• ABOUT THIS EXERCISE:
A word-for-word copy of the entries, with images excluded, is the expected answer.
════════════════
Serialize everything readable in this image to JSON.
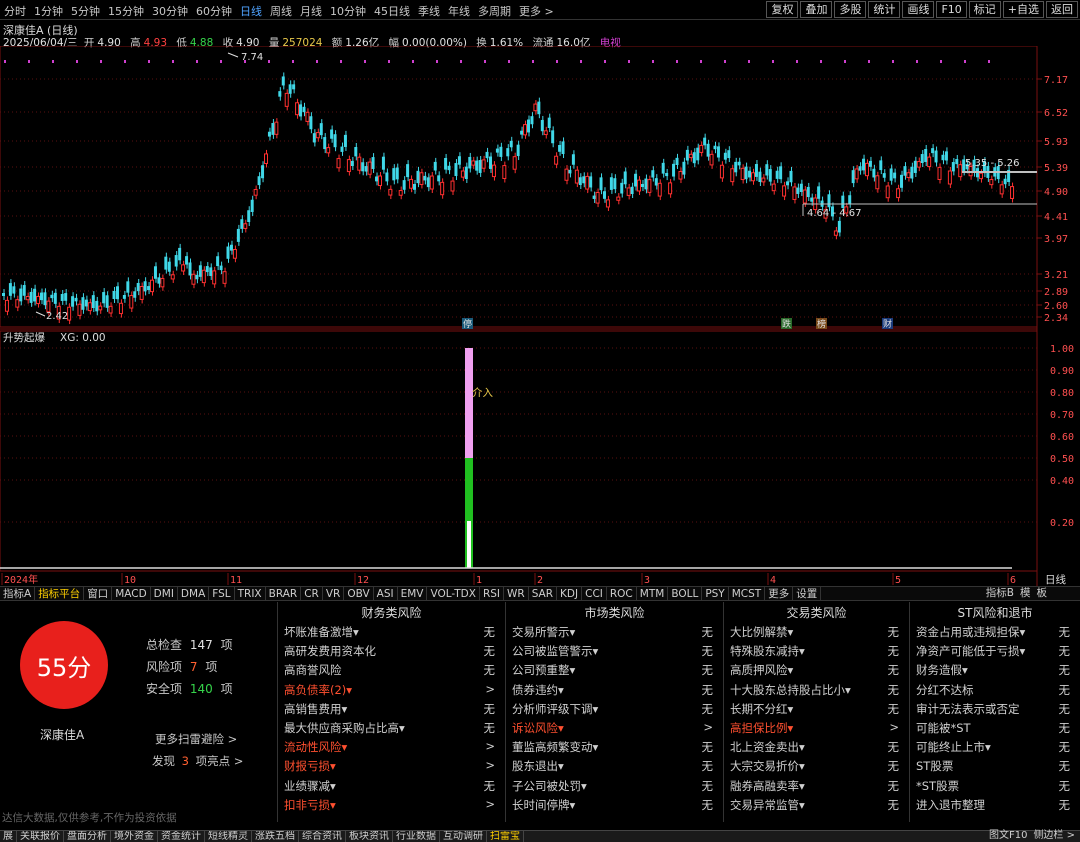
{
  "toolbar": {
    "periods": [
      "分时",
      "1分钟",
      "5分钟",
      "15分钟",
      "30分钟",
      "60分钟",
      "日线",
      "周线",
      "月线",
      "10分钟",
      "45日线",
      "季线",
      "年线",
      "多周期",
      "更多 >"
    ],
    "active_period_index": 6,
    "right_buttons": [
      "复权",
      "叠加",
      "多股",
      "统计",
      "画线",
      "F10",
      "标记",
      "+自选",
      "返回"
    ]
  },
  "stock": {
    "title": "深康佳A (日线)",
    "date": "2025/06/04/三",
    "open_label": "开",
    "open": "4.90",
    "high_label": "高",
    "high": "4.93",
    "low_label": "低",
    "low": "4.88",
    "close_label": "收",
    "close": "4.90",
    "volume_label": "量",
    "volume": "257024",
    "amount_label": "额",
    "amount": "1.26亿",
    "change_label": "幅",
    "change": "0.00(0.00%)",
    "turnover_label": "换",
    "turnover": "1.61%",
    "float_label": "流通",
    "float": "16.0亿",
    "sector": "电视"
  },
  "main_chart": {
    "price_axis": [
      "7.17",
      "6.52",
      "5.93",
      "5.39",
      "4.90",
      "4.41",
      "3.97",
      "3.21",
      "2.89",
      "2.60",
      "2.34"
    ],
    "annotations": {
      "peak": "7.74",
      "low": "2.42",
      "range_upper": "5.35 - 5.26",
      "range_lower": "4.64 - 4.67"
    },
    "event_markers": [
      "停",
      "跌",
      "榜",
      "财"
    ]
  },
  "sub_chart": {
    "title": "升势起爆",
    "xg_label": "XG: 0.00",
    "axis": [
      "1.00",
      "0.90",
      "0.80",
      "0.70",
      "0.60",
      "0.50",
      "0.40",
      "0.20"
    ],
    "signal_label": "介入"
  },
  "time_axis": [
    "2024年",
    "10",
    "11",
    "12",
    "1",
    "2",
    "3",
    "4",
    "5",
    "6"
  ],
  "time_axis_right": "日线",
  "indicator_tabs": [
    "指标A",
    "指标平台",
    "窗口",
    "MACD",
    "DMI",
    "DMA",
    "FSL",
    "TRIX",
    "BRAR",
    "CR",
    "VR",
    "OBV",
    "ASI",
    "EMV",
    "VOL-TDX",
    "RSI",
    "WR",
    "SAR",
    "KDJ",
    "CCI",
    "ROC",
    "MTM",
    "BOLL",
    "PSY",
    "MCST",
    "更多",
    "设置"
  ],
  "indicator_tabs_right": [
    "指标B",
    "模",
    "板"
  ],
  "risk": {
    "score": "55分",
    "stock_name": "深康佳A",
    "total_label": "总检查",
    "total": "147",
    "total_unit": "项",
    "risk_label": "风险项",
    "risk_count": "7",
    "risk_unit": "项",
    "safe_label": "安全项",
    "safe_count": "140",
    "safe_unit": "项",
    "more_scan": "更多扫雷避险 >",
    "found_prefix": "发现",
    "found_count": "3",
    "found_suffix": "项亮点 >",
    "disclaimer": "达信大数据,仅供参考,不作为投资依据",
    "columns": [
      {
        "header": "财务类风险",
        "rows": [
          {
            "name": "坏账准备激增▾",
            "value": "无",
            "warn": false
          },
          {
            "name": "高研发费用资本化",
            "value": "无",
            "warn": false
          },
          {
            "name": "高商誉风险",
            "value": "无",
            "warn": false
          },
          {
            "name": "高负债率(2)▾",
            "value": ">",
            "warn": true
          },
          {
            "name": "高销售费用▾",
            "value": "无",
            "warn": false
          },
          {
            "name": "最大供应商采购占比高▾",
            "value": "无",
            "warn": false
          },
          {
            "name": "流动性风险▾",
            "value": ">",
            "warn": true
          },
          {
            "name": "财报亏损▾",
            "value": ">",
            "warn": true
          },
          {
            "name": "业绩骤减▾",
            "value": "无",
            "warn": false
          },
          {
            "name": "扣非亏损▾",
            "value": ">",
            "warn": true
          }
        ]
      },
      {
        "header": "市场类风险",
        "rows": [
          {
            "name": "交易所警示▾",
            "value": "无",
            "warn": false
          },
          {
            "name": "公司被监管警示▾",
            "value": "无",
            "warn": false
          },
          {
            "name": "公司预重整▾",
            "value": "无",
            "warn": false
          },
          {
            "name": "债券违约▾",
            "value": "无",
            "warn": false
          },
          {
            "name": "分析师评级下调▾",
            "value": "无",
            "warn": false
          },
          {
            "name": "诉讼风险▾",
            "value": ">",
            "warn": true
          },
          {
            "name": "董监高频繁变动▾",
            "value": "无",
            "warn": false
          },
          {
            "name": "股东退出▾",
            "value": "无",
            "warn": false
          },
          {
            "name": "子公司被处罚▾",
            "value": "无",
            "warn": false
          },
          {
            "name": "长时间停牌▾",
            "value": "无",
            "warn": false
          }
        ]
      },
      {
        "header": "交易类风险",
        "rows": [
          {
            "name": "大比例解禁▾",
            "value": "无",
            "warn": false
          },
          {
            "name": "特殊股东减持▾",
            "value": "无",
            "warn": false
          },
          {
            "name": "高质押风险▾",
            "value": "无",
            "warn": false
          },
          {
            "name": "十大股东总持股占比小▾",
            "value": "无",
            "warn": false
          },
          {
            "name": "长期不分红▾",
            "value": "无",
            "warn": false
          },
          {
            "name": "高担保比例▾",
            "value": ">",
            "warn": true
          },
          {
            "name": "北上资金卖出▾",
            "value": "无",
            "warn": false
          },
          {
            "name": "大宗交易折价▾",
            "value": "无",
            "warn": false
          },
          {
            "name": "融券高融卖率▾",
            "value": "无",
            "warn": false
          },
          {
            "name": "交易异常监管▾",
            "value": "无",
            "warn": false
          }
        ]
      },
      {
        "header": "ST风险和退市",
        "rows": [
          {
            "name": "资金占用或违规担保▾",
            "value": "无",
            "warn": false
          },
          {
            "name": "净资产可能低于亏损▾",
            "value": "无",
            "warn": false
          },
          {
            "name": "财务造假▾",
            "value": "无",
            "warn": false
          },
          {
            "name": "分红不达标",
            "value": "无",
            "warn": false
          },
          {
            "name": "审计无法表示或否定",
            "value": "无",
            "warn": false
          },
          {
            "name": "可能被*ST",
            "value": "无",
            "warn": false
          },
          {
            "name": "可能终止上市▾",
            "value": "无",
            "warn": false
          },
          {
            "name": "ST股票",
            "value": "无",
            "warn": false
          },
          {
            "name": "*ST股票",
            "value": "无",
            "warn": false
          },
          {
            "name": "进入退市整理",
            "value": "无",
            "warn": false
          }
        ]
      }
    ]
  },
  "status_tabs": [
    "展",
    "关联报价",
    "盘面分析",
    "境外资金",
    "资金统计",
    "短线精灵",
    "涨跌五档",
    "综合资讯",
    "板块资讯",
    "行业数据",
    "互动调研",
    "扫雷宝"
  ],
  "status_active_index": 11,
  "status_right": [
    "图文F10",
    "侧边栏 >"
  ],
  "colors": {
    "up": "#ff3030",
    "down": "#40d8e8",
    "score_circle": "#e8201c",
    "signal_pink": "#f0a0f0",
    "signal_green": "#20c020"
  }
}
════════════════
• WRITTEN REPLY:
Serialize everything readable in this image to JSON.
{
  "toolbar": {
    "periods": [
      "分时",
      "1分钟",
      "5分钟",
      "15分钟",
      "30分钟",
      "60分钟",
      "日线",
      "周线",
      "月线",
      "10分钟",
      "45日线",
      "季线",
      "年线",
      "多周期",
      "更多 >"
    ],
    "active_period_index": 6,
    "right_buttons": [
      "复权",
      "叠加",
      "多股",
      "统计",
      "画线",
      "F10",
      "标记",
      "+自选",
      "返回"
    ]
  },
  "stock": {
    "title": "深康佳A (日线)",
    "date": "2025/06/04/三",
    "open_label": "开",
    "open": "4.90",
    "high_label": "高",
    "high": "4.93",
    "low_label": "低",
    "low": "4.88",
    "close_label": "收",
    "close": "4.90",
    "volume_label": "量",
    "volume": "257024",
    "amount_label": "额",
    "amount": "1.26亿",
    "change_label": "幅",
    "change": "0.00(0.00%)",
    "turnover_label": "换",
    "turnover": "1.61%",
    "float_label": "流通",
    "float": "16.0亿",
    "sector": "电视"
  },
  "main_chart": {
    "price_axis": [
      "7.17",
      "6.52",
      "5.93",
      "5.39",
      "4.90",
      "4.41",
      "3.97",
      "3.21",
      "2.89",
      "2.60",
      "2.34"
    ],
    "annotations": {
      "peak": "7.74",
      "low": "2.42",
      "range_upper": "5.35 - 5.26",
      "range_lower": "4.64 - 4.67"
    },
    "event_markers": [
      "停",
      "跌",
      "榜",
      "财"
    ]
  },
  "sub_chart": {
    "title": "升势起爆",
    "xg_label": "XG: 0.00",
    "axis": [
      "1.00",
      "0.90",
      "0.80",
      "0.70",
      "0.60",
      "0.50",
      "0.40",
      "0.20"
    ],
    "signal_label": "介入"
  },
  "time_axis": [
    "2024年",
    "10",
    "11",
    "12",
    "1",
    "2",
    "3",
    "4",
    "5",
    "6"
  ],
  "time_axis_right": "日线",
  "indicator_tabs": [
    "指标A",
    "指标平台",
    "窗口",
    "MACD",
    "DMI",
    "DMA",
    "FSL",
    "TRIX",
    "BRAR",
    "CR",
    "VR",
    "OBV",
    "ASI",
    "EMV",
    "VOL-TDX",
    "RSI",
    "WR",
    "SAR",
    "KDJ",
    "CCI",
    "ROC",
    "MTM",
    "BOLL",
    "PSY",
    "MCST",
    "更多",
    "设置"
  ],
  "indicator_tabs_right": [
    "指标B",
    "模",
    "板"
  ],
  "risk": {
    "score": "55分",
    "stock_name": "深康佳A",
    "total_label": "总检查",
    "total": "147",
    "total_unit": "项",
    "risk_label": "风险项",
    "risk_count": "7",
    "risk_unit": "项",
    "safe_label": "安全项",
    "safe_count": "140",
    "safe_unit": "项",
    "more_scan": "更多扫雷避险 >",
    "found_prefix": "发现",
    "found_count": "3",
    "found_suffix": "项亮点 >",
    "disclaimer": "达信大数据,仅供参考,不作为投资依据",
    "columns": [
      {
        "header": "财务类风险",
        "rows": [
          {
            "name": "坏账准备激增▾",
            "value": "无",
            "warn": false
          },
          {
            "name": "高研发费用资本化",
            "value": "无",
            "warn": false
          },
          {
            "name": "高商誉风险",
            "value": "无",
            "warn": false
          },
          {
            "name": "高负债率(2)▾",
            "value": ">",
            "warn": true
          },
          {
            "name": "高销售费用▾",
            "value": "无",
            "warn": false
          },
          {
            "name": "最大供应商采购占比高▾",
            "value": "无",
            "warn": false
          },
          {
            "name": "流动性风险▾",
            "value": ">",
            "warn": true
          },
          {
            "name": "财报亏损▾",
            "value": ">",
            "warn": true
          },
          {
            "name": "业绩骤减▾",
            "value": "无",
            "warn": false
          },
          {
            "name": "扣非亏损▾",
            "value": ">",
            "warn": true
          }
        ]
      },
      {
        "header": "市场类风险",
        "rows": [
          {
            "name": "交易所警示▾",
            "value": "无",
            "warn": false
          },
          {
            "name": "公司被监管警示▾",
            "value": "无",
            "warn": false
          },
          {
            "name": "公司预重整▾",
            "value": "无",
            "warn": false
          },
          {
            "name": "债券违约▾",
            "value": "无",
            "warn": false
          },
          {
            "name": "分析师评级下调▾",
            "value": "无",
            "warn": false
          },
          {
            "name": "诉讼风险▾",
            "value": ">",
            "warn": true
          },
          {
            "name": "董监高频繁变动▾",
            "value": "无",
            "warn": false
          },
          {
            "name": "股东退出▾",
            "value": "无",
            "warn": false
          },
          {
            "name": "子公司被处罚▾",
            "value": "无",
            "warn": false
          },
          {
            "name": "长时间停牌▾",
            "value": "无",
            "warn": false
          }
        ]
      },
      {
        "header": "交易类风险",
        "rows": [
          {
            "name": "大比例解禁▾",
            "value": "无",
            "warn": false
          },
          {
            "name": "特殊股东减持▾",
            "value": "无",
            "warn": false
          },
          {
            "name": "高质押风险▾",
            "value": "无",
            "warn": false
          },
          {
            "name": "十大股东总持股占比小▾",
            "value": "无",
            "warn": false
          },
          {
            "name": "长期不分红▾",
            "value": "无",
            "warn": false
          },
          {
            "name": "高担保比例▾",
            "value": ">",
            "warn": true
          },
          {
            "name": "北上资金卖出▾",
            "value": "无",
            "warn": false
          },
          {
            "name": "大宗交易折价▾",
            "value": "无",
            "warn": false
          },
          {
            "name": "融券高融卖率▾",
            "value": "无",
            "warn": false
          },
          {
            "name": "交易异常监管▾",
            "value": "无",
            "warn": false
          }
        ]
      },
      {
        "header": "ST风险和退市",
        "rows": [
          {
            "name": "资金占用或违规担保▾",
            "value": "无",
            "warn": false
          },
          {
            "name": "净资产可能低于亏损▾",
            "value": "无",
            "warn": false
          },
          {
            "name": "财务造假▾",
            "value": "无",
            "warn": false
          },
          {
            "name": "分红不达标",
            "value": "无",
            "warn": false
          },
          {
            "name": "审计无法表示或否定",
            "value": "无",
            "warn": false
          },
          {
            "name": "可能被*ST",
            "value": "无",
            "warn": false
          },
          {
            "name": "可能终止上市▾",
            "value": "无",
            "warn": false
          },
          {
            "name": "ST股票",
            "value": "无",
            "warn": false
          },
          {
            "name": "*ST股票",
            "value": "无",
            "warn": false
          },
          {
            "name": "进入退市整理",
            "value": "无",
            "warn": false
          }
        ]
      }
    ]
  },
  "status_tabs": [
    "展",
    "关联报价",
    "盘面分析",
    "境外资金",
    "资金统计",
    "短线精灵",
    "涨跌五档",
    "综合资讯",
    "板块资讯",
    "行业数据",
    "互动调研",
    "扫雷宝"
  ],
  "status_active_index": 11,
  "status_right": [
    "图文F10",
    "侧边栏 >"
  ],
  "colors": {
    "up": "#ff3030",
    "down": "#40d8e8",
    "score_circle": "#e8201c",
    "signal_pink": "#f0a0f0",
    "signal_green": "#20c020"
  }
}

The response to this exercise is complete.